No reason for 'Tropical Trump' to disrupt relations with China: China Daily editorial
With Jair Bolsonaro, Brazilian president-elect, pledging radical changes to both the country's domestic and foreign policies, there has been some speculation about the prospects for China-Brazil relations.
And not only Chinese businesses operating in Brazil, but also the authorities in Beijing, will be asking: To what extent will the next leader of Latin America's biggest country disrupt the China-Brazil relationship?
It is a pertinent question. After all, Bolsonaro is portrayed by some as a "Tropical Trump", a right-winger who not only endorses United States President Donald Trump's nationalist agenda, but may actually copy a page from the latter's playbook. He has pledged to shun multilateral international institutions in favor of bilateral arrangements, and he has vowed to move the Brazilian embassy in Israel to Jerusalem.
Also, Bolsonaro sounded less than friendly to China on the campaign trail. He portrayed China as a predator looking to dominate key sectors of the Brazilian economy.
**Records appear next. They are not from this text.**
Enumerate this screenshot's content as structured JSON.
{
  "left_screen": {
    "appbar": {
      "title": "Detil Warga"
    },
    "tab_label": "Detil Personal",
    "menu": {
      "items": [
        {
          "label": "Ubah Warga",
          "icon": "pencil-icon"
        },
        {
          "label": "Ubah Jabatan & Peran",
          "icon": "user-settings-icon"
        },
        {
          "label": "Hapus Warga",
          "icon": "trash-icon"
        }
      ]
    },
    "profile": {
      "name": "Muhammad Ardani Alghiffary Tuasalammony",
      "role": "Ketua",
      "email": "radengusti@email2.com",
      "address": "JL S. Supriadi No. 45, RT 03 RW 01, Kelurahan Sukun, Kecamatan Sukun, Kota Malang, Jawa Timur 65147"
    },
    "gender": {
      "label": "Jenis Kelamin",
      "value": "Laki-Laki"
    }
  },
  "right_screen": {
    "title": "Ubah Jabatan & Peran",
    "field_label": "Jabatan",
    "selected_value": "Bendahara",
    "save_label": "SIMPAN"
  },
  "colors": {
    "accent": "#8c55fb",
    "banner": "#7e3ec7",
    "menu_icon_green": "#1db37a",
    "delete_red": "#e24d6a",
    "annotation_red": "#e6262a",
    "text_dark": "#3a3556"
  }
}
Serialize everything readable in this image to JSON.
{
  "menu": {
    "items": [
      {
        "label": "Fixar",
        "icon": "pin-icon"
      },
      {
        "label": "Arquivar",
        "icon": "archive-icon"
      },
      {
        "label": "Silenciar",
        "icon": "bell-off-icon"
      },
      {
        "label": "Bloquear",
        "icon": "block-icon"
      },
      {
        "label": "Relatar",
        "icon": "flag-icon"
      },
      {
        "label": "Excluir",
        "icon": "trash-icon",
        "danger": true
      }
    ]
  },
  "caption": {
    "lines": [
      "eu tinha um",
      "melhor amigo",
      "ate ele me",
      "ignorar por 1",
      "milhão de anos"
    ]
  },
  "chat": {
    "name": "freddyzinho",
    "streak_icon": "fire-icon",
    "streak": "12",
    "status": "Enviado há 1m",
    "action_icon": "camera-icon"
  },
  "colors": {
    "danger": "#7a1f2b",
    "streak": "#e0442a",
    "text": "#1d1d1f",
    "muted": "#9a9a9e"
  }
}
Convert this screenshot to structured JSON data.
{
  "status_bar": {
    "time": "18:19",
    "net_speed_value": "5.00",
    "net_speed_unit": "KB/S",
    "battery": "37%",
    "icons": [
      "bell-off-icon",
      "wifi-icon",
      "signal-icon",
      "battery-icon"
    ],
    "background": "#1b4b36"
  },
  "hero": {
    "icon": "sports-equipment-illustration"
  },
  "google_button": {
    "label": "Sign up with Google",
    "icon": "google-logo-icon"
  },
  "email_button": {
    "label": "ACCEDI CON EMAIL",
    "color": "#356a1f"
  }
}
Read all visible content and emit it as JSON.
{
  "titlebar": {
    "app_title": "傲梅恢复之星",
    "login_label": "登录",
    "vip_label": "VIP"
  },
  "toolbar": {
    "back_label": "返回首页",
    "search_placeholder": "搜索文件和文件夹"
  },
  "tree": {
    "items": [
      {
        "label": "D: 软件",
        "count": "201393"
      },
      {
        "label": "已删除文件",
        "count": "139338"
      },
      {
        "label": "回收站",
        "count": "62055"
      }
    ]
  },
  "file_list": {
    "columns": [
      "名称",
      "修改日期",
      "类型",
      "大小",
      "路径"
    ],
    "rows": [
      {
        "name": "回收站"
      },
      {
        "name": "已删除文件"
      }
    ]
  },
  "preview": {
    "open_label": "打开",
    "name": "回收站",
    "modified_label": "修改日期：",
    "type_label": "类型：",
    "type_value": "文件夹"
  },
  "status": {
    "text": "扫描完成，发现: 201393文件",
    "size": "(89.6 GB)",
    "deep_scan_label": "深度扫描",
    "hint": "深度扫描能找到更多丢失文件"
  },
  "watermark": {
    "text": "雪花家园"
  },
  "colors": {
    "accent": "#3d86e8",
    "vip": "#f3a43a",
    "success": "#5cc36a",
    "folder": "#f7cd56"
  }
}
It is thus not surprising that people are wondering whether Bolsonaro will, as the US president has, deal a substantial blow to the otherwise thriving and mutually beneficial China-Brazil relationship.
We are not true believers of the popular assumption that promises made on the campaign trail are just for the campaign trail. Or that Bolsonaro the president will naturally eat the most extreme words of Bolsonaro the candidate.
Still, we cherish the sincere hope that when he assumes leadership of the world's eighth-largest economy, Bolsonaro will take an objective and rational look at the state of China-Brazil relations.
Because then he would be aware that China is his country's largest export market, and No 1 source of trade surplus. More important, the two economies are truly mutually complementary, and hardly competitors.
Bulk Brazilian supplies, most noticeably grain and minerals, have not only helped fuel China's rapid growth, but also supported the rapid growth of Brazil. Dumping China, whom Bolsonaro once described as an exceptional partner, may serve some specific political purpose. But the economic cost can be backbreaking for the Brazilian economy, which has just emerged from its worst recession in history.
While Bolsonaro may have emulated the US president in being outspoken and outrageous to capture the imagination of voters, there is no reason for him to copy Trump's trade policies — as many of his supporters have pointed out.